Novelist and short story writer Leone Ross thinks that sex writing needs a better reputation. She tells us about the anatomy of a brilliant sex scene, ‘gussied-up porn’, and getting angry at the Bad Sex in Fiction Awards.
What do you think makes good sex writing?
Authenticity. Specificity. Lack of apology. A genuine respect for the wisdom of its inclusion.
Why does erotic writing have such a bad reputation?
Because most of it is written really badly by people who haven’t thought about the beauty and complexity of language, nor considered nuances of rape culture; because of cynical parts of the industry who just want to flog gussied-up porn; because most humans are embarrassed by sex.
Why are we so hung up about getting sex writing wrong?
Because it is often so very wrong. It’s a valid concern. By wrong, I simply mean riddled with cliche and self-consciousness.
How do writers get over that fear?
Stop being hung up about the damn sex! Approach it as you would any good writing: directness, specificity, clear motivation, contribution to plot and character.
Is there a danger zone when people start writing about sex? What (if anything) should writers try steering clear of?
I think you should write what you like in terms of subject matter. But you also need to do the work off the page. If fear, embarrassment, conservatism or lack of care are present in you, you’re probably getting in your own way.
What do you think about the Bad Sex in Fiction Award?
Love them. Roar with laughter every year. And then I get really mad! How could any good editor let this stand?

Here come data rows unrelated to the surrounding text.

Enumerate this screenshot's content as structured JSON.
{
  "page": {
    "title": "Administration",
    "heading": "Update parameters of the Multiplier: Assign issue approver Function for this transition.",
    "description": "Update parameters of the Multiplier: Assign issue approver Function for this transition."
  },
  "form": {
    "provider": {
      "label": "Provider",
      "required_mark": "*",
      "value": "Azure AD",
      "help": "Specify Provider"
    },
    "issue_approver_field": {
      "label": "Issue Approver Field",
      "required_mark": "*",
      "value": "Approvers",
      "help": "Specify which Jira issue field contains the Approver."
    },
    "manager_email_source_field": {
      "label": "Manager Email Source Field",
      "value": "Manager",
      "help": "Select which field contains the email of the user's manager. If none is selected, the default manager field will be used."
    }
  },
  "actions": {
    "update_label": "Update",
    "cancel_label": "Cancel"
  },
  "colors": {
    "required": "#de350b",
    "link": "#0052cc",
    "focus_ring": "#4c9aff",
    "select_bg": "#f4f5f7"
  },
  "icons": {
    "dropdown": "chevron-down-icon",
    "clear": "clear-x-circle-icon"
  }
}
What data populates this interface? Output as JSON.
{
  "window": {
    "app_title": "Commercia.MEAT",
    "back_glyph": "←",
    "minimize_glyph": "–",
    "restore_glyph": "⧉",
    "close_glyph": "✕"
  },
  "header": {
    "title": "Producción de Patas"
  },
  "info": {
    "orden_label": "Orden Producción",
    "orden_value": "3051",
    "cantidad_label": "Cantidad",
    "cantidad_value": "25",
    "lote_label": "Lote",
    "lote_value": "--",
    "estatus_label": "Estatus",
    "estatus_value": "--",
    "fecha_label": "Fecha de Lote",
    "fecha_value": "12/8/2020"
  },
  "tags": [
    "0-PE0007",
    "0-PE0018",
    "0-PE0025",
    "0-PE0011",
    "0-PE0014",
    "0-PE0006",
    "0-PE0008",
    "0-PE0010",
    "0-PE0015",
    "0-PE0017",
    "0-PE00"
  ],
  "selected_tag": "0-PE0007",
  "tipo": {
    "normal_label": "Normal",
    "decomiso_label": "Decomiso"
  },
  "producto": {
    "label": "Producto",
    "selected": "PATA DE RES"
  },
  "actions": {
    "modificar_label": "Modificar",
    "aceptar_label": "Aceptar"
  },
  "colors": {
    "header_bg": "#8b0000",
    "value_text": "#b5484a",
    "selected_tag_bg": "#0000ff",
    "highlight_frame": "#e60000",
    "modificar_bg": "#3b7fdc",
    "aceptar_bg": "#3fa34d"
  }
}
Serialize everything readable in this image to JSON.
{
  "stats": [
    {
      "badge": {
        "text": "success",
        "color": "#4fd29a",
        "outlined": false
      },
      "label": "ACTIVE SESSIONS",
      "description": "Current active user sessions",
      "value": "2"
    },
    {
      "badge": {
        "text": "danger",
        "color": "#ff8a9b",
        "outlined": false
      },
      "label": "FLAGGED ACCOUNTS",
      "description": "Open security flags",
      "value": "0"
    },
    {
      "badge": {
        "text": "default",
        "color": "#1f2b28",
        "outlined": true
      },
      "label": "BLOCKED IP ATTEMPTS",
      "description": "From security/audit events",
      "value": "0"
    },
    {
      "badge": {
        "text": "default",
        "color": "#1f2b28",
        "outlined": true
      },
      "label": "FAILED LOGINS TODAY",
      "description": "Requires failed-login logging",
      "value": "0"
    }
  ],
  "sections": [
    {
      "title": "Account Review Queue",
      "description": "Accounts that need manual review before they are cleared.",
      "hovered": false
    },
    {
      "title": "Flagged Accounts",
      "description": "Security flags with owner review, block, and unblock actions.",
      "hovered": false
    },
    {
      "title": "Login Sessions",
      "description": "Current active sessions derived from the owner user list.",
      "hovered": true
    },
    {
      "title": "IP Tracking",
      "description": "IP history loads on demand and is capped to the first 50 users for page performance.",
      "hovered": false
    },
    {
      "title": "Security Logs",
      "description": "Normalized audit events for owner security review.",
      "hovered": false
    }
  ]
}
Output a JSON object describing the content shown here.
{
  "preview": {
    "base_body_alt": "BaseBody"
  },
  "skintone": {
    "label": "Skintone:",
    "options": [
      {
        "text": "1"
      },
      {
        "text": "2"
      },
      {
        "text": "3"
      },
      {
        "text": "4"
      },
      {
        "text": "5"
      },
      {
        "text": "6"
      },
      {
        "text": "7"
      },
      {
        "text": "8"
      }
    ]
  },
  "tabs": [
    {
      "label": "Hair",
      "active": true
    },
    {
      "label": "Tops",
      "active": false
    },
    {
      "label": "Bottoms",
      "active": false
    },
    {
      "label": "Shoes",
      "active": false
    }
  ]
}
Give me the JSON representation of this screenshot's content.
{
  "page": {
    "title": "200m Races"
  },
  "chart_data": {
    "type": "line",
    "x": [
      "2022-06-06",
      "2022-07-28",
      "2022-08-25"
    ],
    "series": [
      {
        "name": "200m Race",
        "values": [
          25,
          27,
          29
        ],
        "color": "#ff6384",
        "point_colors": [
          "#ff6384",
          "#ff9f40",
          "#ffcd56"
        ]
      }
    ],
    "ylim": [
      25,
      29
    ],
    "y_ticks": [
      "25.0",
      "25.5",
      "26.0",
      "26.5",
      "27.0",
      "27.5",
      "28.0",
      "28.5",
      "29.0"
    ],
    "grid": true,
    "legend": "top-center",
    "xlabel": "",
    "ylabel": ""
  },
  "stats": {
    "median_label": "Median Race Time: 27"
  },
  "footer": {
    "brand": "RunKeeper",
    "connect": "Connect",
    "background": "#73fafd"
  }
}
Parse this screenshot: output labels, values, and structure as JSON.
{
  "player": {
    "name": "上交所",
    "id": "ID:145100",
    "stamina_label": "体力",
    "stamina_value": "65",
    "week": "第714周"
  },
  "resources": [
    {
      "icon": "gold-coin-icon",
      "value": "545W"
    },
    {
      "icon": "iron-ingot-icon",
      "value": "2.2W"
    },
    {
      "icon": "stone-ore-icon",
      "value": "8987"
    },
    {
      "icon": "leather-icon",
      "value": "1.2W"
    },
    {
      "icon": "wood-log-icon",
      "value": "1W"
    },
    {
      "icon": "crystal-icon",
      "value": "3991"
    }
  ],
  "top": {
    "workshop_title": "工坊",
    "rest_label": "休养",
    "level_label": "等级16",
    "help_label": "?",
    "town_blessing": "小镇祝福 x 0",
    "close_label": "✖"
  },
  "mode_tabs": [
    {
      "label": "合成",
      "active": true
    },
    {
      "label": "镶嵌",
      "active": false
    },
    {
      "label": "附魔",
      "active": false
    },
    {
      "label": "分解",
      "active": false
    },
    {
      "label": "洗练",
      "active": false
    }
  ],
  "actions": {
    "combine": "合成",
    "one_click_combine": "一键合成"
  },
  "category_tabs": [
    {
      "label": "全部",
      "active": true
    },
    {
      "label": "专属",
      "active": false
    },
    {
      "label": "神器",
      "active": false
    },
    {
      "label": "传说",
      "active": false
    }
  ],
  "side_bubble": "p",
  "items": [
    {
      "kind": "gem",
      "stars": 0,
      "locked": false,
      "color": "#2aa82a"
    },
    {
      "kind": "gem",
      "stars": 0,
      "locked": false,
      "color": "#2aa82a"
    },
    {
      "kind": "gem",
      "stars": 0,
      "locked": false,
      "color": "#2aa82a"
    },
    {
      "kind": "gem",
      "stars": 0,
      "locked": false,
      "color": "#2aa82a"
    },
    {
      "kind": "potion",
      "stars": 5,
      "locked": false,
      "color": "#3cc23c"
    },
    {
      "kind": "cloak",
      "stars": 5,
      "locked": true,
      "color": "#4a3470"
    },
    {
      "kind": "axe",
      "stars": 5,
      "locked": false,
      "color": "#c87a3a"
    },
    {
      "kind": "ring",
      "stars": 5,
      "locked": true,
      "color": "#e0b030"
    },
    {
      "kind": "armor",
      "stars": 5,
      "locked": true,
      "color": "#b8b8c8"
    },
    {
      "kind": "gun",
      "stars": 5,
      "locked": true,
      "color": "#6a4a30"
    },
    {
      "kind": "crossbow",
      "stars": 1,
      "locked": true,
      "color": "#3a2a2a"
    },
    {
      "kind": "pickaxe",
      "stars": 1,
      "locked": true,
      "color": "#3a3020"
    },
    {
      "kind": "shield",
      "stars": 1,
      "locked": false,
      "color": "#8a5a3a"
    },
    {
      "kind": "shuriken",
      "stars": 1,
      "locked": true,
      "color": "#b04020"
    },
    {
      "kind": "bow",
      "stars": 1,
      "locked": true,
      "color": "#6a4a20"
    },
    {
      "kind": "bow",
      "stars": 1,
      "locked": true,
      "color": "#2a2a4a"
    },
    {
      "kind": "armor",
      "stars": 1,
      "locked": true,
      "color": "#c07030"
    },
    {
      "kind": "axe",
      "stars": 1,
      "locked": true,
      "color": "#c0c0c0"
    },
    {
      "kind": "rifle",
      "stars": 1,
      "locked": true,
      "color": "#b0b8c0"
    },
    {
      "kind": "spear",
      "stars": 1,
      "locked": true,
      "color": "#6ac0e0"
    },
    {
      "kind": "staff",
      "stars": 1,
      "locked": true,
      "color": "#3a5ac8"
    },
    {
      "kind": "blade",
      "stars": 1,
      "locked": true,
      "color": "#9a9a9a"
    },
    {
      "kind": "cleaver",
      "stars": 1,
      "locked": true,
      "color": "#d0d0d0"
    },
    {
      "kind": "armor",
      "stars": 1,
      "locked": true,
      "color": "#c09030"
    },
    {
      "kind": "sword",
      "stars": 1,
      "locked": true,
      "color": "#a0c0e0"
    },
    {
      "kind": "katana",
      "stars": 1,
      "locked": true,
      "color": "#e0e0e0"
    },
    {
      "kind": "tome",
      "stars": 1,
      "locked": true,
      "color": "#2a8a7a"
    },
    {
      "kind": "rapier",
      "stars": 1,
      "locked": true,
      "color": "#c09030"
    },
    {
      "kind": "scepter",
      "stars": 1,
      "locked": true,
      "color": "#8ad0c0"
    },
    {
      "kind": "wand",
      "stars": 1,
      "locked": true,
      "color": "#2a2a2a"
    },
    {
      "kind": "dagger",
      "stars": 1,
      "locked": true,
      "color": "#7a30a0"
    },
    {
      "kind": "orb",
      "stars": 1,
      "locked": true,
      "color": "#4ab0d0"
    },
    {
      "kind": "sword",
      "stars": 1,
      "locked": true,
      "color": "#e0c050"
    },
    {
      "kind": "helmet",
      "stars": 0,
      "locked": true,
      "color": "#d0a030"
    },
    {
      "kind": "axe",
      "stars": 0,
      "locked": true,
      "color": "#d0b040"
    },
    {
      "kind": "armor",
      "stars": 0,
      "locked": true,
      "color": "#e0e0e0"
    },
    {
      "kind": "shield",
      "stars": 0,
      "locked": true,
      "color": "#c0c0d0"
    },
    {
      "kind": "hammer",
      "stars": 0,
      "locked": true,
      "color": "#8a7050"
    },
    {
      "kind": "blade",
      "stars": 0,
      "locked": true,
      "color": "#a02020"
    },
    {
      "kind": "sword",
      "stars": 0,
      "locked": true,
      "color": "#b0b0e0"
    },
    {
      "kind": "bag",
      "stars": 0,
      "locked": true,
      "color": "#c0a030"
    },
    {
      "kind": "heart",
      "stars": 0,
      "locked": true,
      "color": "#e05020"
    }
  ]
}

What are your favourite sex scenes in fiction?
*That* wedding night scene in Ian McEwan’s ‘On Chesil Beach.’ It’s a master class in why sex matters